In a recent article, I debated whether we should encourage the Middle East to embrace biofuels as a real and sustainable alternative to the region’s current dependence on gas and oil. It followed an announcement from the Jordanian government that they would be experimenting with planting the jatropha plant, an oil-bearing shrub which produces bio-diesel that can be used in cars.
In the end, it seemed illogical to use up resources (water, land space) to produce fuel for cars which could be used to grow food and I argued against biofuels. However, comments from our esteemed readers- who argued that there was no harm in growing a plant which flourishes in places where crops couldn’t- have raised some important issues which I have tried to address here.
Fuel vs. Food Tension in Biofuels is Dangerous
A major problem with jatropha is that although the plant can grow in semi-arid conditions, to produce sufficient fuel the plant requires water and nutrients. Therefore, to increase yield better irrigation is needed and consequently many studies have concluded that “if an investment in irrigation and fertilizer is required, why not grow food crops instead.”

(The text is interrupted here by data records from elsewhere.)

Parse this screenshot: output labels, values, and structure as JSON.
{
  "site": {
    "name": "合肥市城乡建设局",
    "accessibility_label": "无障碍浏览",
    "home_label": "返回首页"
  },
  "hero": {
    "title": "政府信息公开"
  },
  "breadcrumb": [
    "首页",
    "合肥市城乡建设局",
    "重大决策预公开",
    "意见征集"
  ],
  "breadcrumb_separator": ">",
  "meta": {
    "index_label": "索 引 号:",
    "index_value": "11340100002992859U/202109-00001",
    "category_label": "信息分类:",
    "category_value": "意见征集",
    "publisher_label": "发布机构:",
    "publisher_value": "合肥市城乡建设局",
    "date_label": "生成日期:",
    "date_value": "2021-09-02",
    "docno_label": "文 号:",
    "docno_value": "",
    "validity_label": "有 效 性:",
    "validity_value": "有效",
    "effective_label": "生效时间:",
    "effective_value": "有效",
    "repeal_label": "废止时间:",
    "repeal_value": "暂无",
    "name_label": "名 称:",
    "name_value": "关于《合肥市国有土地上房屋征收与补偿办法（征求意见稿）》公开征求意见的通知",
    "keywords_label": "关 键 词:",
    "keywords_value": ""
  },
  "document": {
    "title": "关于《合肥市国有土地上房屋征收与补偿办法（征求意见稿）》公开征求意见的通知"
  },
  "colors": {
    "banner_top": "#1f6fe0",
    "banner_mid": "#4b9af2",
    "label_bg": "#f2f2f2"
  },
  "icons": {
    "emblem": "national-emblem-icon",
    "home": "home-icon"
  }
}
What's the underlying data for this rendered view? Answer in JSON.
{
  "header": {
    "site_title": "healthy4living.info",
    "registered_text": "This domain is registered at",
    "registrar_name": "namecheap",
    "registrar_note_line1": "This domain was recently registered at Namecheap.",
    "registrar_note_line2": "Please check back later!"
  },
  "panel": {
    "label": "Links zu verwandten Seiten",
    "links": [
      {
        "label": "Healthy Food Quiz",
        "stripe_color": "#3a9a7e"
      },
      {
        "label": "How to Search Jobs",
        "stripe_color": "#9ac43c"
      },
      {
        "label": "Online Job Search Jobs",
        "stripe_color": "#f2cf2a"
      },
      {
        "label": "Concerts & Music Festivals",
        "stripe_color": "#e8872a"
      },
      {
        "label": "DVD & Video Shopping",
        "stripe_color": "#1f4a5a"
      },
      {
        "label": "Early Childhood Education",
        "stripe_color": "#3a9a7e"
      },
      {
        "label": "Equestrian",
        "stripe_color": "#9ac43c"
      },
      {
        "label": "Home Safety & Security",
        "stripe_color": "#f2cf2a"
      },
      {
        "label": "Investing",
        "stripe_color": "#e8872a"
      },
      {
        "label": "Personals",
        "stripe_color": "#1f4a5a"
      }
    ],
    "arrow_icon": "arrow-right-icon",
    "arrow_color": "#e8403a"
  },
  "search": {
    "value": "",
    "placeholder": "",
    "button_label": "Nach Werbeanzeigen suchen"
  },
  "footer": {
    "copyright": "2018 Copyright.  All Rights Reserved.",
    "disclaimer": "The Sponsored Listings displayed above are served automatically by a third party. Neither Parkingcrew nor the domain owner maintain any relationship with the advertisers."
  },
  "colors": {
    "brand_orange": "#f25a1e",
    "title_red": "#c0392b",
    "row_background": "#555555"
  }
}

It’s a perfectly logical conclusion and one which highlights the real tension in the fuel vs. food debate on biofuels. Yes, the plant does create fuels by growing in places that no other crop can grow but to make biofuel production more efficient (which is understandable) resources which could be used to grow food will be used to generate fuels. Without these improvements, growing jatropha would be uneconomical especially as jatropha performs poorly on the return on labour input compared to other biofuel feedstocks.
Study: Jatropha released 6 times more GHG than Fossil Fuels
A recent study by ActionAid, the Royal Society for the Protection of Birds and Nature Kenya which tested whether biofuel from jatropha grown in the Dakatcha woodlands in Kenya is really green also has some interesting findings. The study found that the production and consumption process of jatropha in Dakatcha would emit between two and half and six times more greenhouses gases than fossil fuels. The reason behind this high carbon footprint is that woodland had to be cleared and so carbon locked up in the trees was released- in fact, forest destruction is one of the major problems with biofeuls.
The study added that the Kenyan government has decided to halt the clearing of 500,000 hectres of forest, which would have displaced 20,000 people, to grow jatropha and is now carrying out an environment assessment report.
Cutting Forests and Displacing Populations
This is not to say that jatropha is not a useful plant for poor communities- grown locally, it can provide essential fuel for generators, pumps and stoves. The problem is that once a plant is earmarked as having potential for biofuels the reality is that as opposed small-scale farming, huge plantations are grown. Chris Coxon of ActionAid told IRIN that he was concerned by the growing move towards massive plantations of jatropha in developing countries.
It appears that the constant demand for fuel is once again negatively affecting other people’s lives and livelihoods in the developing world- the only difference is that this time it’s for so called ‘green’ fuel to run our cars.
::Image via Ray Weil on Picasa.
For more on Biofuels in the Middle East see: